Child prodigy is a curse because you've got all those terrible possibilities. - Perlman
 

Perlman, who was known for his passion and warmth once referred to Heifetz in an interview as "a tornado", and I tend to agree (like anyone would take my word over Perlman's …) as the only way to describe the feeling when you hear Heifetz at his best is being "carried away". I would have used a more tornado-related term like "blown away" but it doesn’t have the proper gravitas that Heifetz, as a representative of the older generation, has about him.

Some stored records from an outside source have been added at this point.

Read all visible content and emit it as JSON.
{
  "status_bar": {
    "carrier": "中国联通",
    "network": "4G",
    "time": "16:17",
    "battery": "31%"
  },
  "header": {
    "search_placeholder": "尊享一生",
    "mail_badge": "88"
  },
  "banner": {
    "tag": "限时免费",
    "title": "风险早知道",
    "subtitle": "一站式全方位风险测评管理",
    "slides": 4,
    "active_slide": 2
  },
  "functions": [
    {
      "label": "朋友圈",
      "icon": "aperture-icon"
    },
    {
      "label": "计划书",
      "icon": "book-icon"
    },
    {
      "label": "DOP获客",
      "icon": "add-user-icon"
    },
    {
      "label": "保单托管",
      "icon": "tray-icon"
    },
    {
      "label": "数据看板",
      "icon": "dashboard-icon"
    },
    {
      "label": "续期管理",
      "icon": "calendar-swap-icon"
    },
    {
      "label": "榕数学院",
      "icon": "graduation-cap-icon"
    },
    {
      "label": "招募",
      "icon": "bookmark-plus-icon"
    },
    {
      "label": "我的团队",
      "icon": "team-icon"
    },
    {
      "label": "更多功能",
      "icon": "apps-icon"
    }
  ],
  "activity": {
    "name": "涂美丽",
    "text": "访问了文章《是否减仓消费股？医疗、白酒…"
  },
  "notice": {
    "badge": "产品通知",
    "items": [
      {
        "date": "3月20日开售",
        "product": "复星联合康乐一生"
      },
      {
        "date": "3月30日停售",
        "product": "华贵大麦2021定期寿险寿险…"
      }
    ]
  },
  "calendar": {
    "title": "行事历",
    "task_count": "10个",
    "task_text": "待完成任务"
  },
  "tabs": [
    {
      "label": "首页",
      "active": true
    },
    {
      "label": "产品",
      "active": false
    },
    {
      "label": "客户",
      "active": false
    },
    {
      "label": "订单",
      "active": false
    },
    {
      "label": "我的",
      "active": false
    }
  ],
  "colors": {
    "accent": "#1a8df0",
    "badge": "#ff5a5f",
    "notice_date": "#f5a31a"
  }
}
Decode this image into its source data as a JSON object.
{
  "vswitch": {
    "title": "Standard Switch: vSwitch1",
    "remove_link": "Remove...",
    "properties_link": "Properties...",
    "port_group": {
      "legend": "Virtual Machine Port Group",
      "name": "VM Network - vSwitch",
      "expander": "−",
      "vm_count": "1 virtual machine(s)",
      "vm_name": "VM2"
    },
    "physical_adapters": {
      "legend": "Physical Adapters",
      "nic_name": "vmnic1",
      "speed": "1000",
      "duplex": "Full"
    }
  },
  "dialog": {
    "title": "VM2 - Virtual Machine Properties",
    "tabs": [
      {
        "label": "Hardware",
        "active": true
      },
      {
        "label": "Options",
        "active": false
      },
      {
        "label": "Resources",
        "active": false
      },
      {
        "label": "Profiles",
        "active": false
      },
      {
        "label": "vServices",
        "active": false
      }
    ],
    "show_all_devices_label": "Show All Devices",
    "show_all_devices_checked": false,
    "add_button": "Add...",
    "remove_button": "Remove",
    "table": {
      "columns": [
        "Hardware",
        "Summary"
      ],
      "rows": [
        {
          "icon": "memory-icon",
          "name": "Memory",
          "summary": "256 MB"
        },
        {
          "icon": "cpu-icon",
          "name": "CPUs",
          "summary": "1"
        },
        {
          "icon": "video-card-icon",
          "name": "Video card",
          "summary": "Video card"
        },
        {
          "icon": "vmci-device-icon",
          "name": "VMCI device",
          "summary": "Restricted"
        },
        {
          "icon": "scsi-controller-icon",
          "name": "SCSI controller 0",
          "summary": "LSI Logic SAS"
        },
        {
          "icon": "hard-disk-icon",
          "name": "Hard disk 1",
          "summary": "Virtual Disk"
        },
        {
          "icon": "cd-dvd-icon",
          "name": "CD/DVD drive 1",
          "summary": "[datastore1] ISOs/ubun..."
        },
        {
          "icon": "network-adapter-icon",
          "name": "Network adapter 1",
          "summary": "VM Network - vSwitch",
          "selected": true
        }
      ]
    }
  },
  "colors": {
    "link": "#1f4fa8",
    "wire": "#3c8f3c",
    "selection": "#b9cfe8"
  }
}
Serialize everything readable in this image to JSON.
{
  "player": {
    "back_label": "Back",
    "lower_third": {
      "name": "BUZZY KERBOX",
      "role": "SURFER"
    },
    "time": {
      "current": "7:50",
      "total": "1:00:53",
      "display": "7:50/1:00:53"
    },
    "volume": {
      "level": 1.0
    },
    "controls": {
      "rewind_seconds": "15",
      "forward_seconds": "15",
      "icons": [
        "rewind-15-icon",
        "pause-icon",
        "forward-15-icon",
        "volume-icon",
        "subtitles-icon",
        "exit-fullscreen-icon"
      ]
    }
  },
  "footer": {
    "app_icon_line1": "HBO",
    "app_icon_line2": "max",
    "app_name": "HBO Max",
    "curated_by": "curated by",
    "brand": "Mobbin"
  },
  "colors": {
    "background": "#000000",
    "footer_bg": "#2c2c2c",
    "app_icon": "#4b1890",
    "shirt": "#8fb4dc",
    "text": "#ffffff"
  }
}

And Heifetz brought something else from that older generation. Perfection. Or at least the search for it, the journey towards it. There is no such thing as perfection but Heifetz was brushing against it at his prime. And all thanks to his talent but also that Russian old world discipline we miss these days.

 
If I don't practice one day, I know it; two days, the critics know it; three days, the public knows it.”
- heifetz
 
The thing I like about Heifetz? He could be a mothballed old timer from the patria who praises practicing and Prussian accuracy, he can be as deep as the ocean, as sad as can be, as sentimentally serious as can be, but in the end of the day? he is still Jewish, and no matter how serious he looks, there is that sense of humor…
 
I occasionally play works by contemporary composers and for two reasons. First to discourage the composer from writing anymore and secondly to remind myself how much I appreciate Beethoven.” - heifetz
 
For me they were like father and son, or maybe brothers, the serious and the playful, the deep and the, eh, also deep, Perlman is light hearted but he is never shallow. They were the same soul, in a small evolutionary variation. I am waiting to see who will be the next in that never ending chain of cultural beauty and emotional manipulation of god's private bow.
 
This young wine may have a lot of tannins now, but in five or 10 years it is going to be spectacular, despite the fact that right now it tastes like crude oil. You know this is how it is supposed to taste at this stage of development.
 

W Isaac Stern - Bach Double Concerto  http://youtu.be/vesrqFeq9rU
Tchaikovsky Valse Scherzo op 2 http://youtu.be/8La4ix318GE
cinema paradise http://youtu.be/9Aqj6u_7kFM
modern jazz quartet http://youtu.be/GD9D1d1T4WQ
Rachmaninoff's Vocalise http://youtu.be/dwGmHZ8XgeU
Klezmer http://youtu.be/DkmFgQ9fM94
Manuel de Falla Danse Espagnole  http://youtu.be/Z4ayc6Fb3hI
mendellson http://youtu.be/7m08JOODCI0
bach, partita in d minor http://youtu.be/3WNrH9PK0ug